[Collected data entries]

####################

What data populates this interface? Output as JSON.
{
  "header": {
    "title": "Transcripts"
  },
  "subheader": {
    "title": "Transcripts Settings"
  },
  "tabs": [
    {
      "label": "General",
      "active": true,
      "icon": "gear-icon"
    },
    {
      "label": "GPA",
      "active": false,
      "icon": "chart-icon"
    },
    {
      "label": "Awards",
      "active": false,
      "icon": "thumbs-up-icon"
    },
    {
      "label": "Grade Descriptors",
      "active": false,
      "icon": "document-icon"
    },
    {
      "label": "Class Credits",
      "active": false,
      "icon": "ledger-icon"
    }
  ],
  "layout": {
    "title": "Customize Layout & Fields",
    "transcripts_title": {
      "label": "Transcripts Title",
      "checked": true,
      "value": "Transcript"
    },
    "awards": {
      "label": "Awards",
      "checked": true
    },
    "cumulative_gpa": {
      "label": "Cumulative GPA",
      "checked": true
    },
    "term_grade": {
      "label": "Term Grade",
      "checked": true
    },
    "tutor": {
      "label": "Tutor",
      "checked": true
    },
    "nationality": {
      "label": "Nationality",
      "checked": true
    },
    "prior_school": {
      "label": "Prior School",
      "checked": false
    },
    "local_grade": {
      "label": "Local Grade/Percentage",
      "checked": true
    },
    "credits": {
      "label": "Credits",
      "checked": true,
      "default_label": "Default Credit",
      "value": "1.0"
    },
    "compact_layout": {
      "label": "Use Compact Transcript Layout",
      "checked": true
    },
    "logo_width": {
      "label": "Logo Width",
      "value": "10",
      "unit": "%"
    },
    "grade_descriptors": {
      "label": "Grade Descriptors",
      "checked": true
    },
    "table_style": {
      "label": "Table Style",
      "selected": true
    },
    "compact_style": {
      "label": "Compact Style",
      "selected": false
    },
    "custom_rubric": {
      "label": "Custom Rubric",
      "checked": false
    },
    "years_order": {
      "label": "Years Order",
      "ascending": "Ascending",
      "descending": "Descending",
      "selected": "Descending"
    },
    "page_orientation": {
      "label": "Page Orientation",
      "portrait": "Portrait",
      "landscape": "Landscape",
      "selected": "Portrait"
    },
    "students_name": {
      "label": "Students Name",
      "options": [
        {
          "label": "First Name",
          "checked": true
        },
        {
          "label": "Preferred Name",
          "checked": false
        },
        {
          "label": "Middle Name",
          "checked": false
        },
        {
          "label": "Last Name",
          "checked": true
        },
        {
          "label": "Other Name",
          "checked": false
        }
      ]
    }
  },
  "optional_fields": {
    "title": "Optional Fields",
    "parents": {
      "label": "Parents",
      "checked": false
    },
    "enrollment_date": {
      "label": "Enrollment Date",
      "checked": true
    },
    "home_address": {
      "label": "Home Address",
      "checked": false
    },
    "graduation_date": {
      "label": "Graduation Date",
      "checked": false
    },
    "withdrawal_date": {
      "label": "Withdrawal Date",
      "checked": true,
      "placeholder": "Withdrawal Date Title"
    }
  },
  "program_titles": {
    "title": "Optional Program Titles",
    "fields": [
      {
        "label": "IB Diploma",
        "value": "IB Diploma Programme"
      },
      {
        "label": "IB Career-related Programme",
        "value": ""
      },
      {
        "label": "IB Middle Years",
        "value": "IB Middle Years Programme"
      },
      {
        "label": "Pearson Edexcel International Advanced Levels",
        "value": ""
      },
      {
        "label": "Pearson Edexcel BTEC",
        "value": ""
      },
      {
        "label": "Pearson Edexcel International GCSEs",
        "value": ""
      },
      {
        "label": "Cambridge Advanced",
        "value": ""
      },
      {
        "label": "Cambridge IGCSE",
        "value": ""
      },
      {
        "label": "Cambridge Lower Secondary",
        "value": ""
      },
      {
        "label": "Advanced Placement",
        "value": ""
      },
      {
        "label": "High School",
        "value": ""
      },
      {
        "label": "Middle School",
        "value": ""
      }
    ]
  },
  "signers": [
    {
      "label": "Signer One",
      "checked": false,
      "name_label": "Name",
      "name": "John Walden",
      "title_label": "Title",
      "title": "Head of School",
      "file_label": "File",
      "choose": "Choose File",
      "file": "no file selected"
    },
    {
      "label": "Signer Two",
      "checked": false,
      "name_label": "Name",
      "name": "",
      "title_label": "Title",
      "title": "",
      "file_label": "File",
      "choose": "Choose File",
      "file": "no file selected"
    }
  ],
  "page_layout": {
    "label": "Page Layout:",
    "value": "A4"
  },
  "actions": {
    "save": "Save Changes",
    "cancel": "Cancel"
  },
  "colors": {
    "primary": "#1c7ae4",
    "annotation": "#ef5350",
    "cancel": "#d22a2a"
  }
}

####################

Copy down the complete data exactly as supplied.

■ Your response
What data populates this interface? Output as JSON.
{
  "header": {
    "title": "Transcripts"
  },
  "subheader": {
    "title": "Transcripts Settings"
  },
  "tabs": [
    {
      "label": "General",
      "active": true,
      "icon": "gear-icon"
    },
    {
      "label": "GPA",
      "active": false,
      "icon": "chart-icon"
    },
    {
      "label": "Awards",
      "active": false,
      "icon": "thumbs-up-icon"
    },
    {
      "label": "Grade Descriptors",
      "active": false,
      "icon": "document-icon"
    },
    {
      "label": "Class Credits",
      "active": false,
      "icon": "ledger-icon"
    }
  ],
  "layout": {
    "title": "Customize Layout & Fields",
    "transcripts_title": {
      "label": "Transcripts Title",
      "checked": true,
      "value": "Transcript"
    },
    "awards": {
      "label": "Awards",
      "checked": true
    },
    "cumulative_gpa": {
      "label": "Cumulative GPA",
      "checked": true
    },
    "term_grade": {
      "label": "Term Grade",
      "checked": true
    },
    "tutor": {
      "label": "Tutor",
      "checked": true
    },
    "nationality": {
      "label": "Nationality",
      "checked": true
    },
    "prior_school": {
      "label": "Prior School",
      "checked": false
    },
    "local_grade": {
      "label": "Local Grade/Percentage",
      "checked": true
    },
    "credits": {
      "label": "Credits",
      "checked": true,
      "default_label": "Default Credit",
      "value": "1.0"
    },
    "compact_layout": {
      "label": "Use Compact Transcript Layout",
      "checked": true
    },
    "logo_width": {
      "label": "Logo Width",
      "value": "10",
      "unit": "%"
    },
    "grade_descriptors": {
      "label": "Grade Descriptors",
      "checked": true
    },
    "table_style": {
      "label": "Table Style",
      "selected": true
    },
    "compact_style": {
      "label": "Compact Style",
      "selected": false
    },
    "custom_rubric": {
      "label": "Custom Rubric",
      "checked": false
    },
    "years_order": {
      "label": "Years Order",
      "ascending": "Ascending",
      "descending": "Descending",
      "selected": "Descending"
    },
    "page_orientation": {
      "label": "Page Orientation",
      "portrait": "Portrait",
      "landscape": "Landscape",
      "selected": "Portrait"
    },
    "students_name": {
      "label": "Students Name",
      "options": [
        {
          "label": "First Name",
          "checked": true
        },
        {
          "label": "Preferred Name",
          "checked": false
        },
        {
          "label": "Middle Name",
          "checked": false
        },
        {
          "label": "Last Name",
          "checked": true
        },
        {
          "label": "Other Name",
          "checked": false
        }
      ]
    }
  },
  "optional_fields": {
    "title": "Optional Fields",
    "parents": {
      "label": "Parents",
      "checked": false
    },
    "enrollment_date": {
      "label": "Enrollment Date",
      "checked": true
    },
    "home_address": {
      "label": "Home Address",
      "checked": false
    },
    "graduation_date": {
      "label": "Graduation Date",
      "checked": false
    },
    "withdrawal_date": {
      "label": "Withdrawal Date",
      "checked": true,
      "placeholder": "Withdrawal Date Title"
    }
  },
  "program_titles": {
    "title": "Optional Program Titles",
    "fields": [
      {
        "label": "IB Diploma",
        "value": "IB Diploma Programme"
      },
      {
        "label": "IB Career-related Programme",
        "value": ""
      },
      {
        "label": "IB Middle Years",
        "value": "IB Middle Years Programme"
      },
      {
        "label": "Pearson Edexcel International Advanced Levels",
        "value": ""
      },
      {
        "label": "Pearson Edexcel BTEC",
        "value": ""
      },
      {
        "label": "Pearson Edexcel International GCSEs",
        "value": ""
      },
      {
        "label": "Cambridge Advanced",
        "value": ""
      },
      {
        "label": "Cambridge IGCSE",
        "value": ""
      },
      {
        "label": "Cambridge Lower Secondary",
        "value": ""
      },
      {
        "label": "Advanced Placement",
        "value": ""
      },
      {
        "label": "High School",
        "value": ""
      },
      {
        "label": "Middle School",
        "value": ""
      }
    ]
  },
  "signers": [
    {
      "label": "Signer One",
      "checked": false,
      "name_label": "Name",
      "name": "John Walden",
      "title_label": "Title",
      "title": "Head of School",
      "file_label": "File",
      "choose": "Choose File",
      "file": "no file selected"
    },
    {
      "label": "Signer Two",
      "checked": false,
      "name_label": "Name",
      "name": "",
      "title_label": "Title",
      "title": "",
      "file_label": "File",
      "choose": "Choose File",
      "file": "no file selected"
    }
  ],
  "page_layout": {
    "label": "Page Layout:",
    "value": "A4"
  },
  "actions": {
    "save": "Save Changes",
    "cancel": "Cancel"
  },
  "colors": {
    "primary": "#1c7ae4",
    "annotation": "#ef5350",
    "cancel": "#d22a2a"
  }
}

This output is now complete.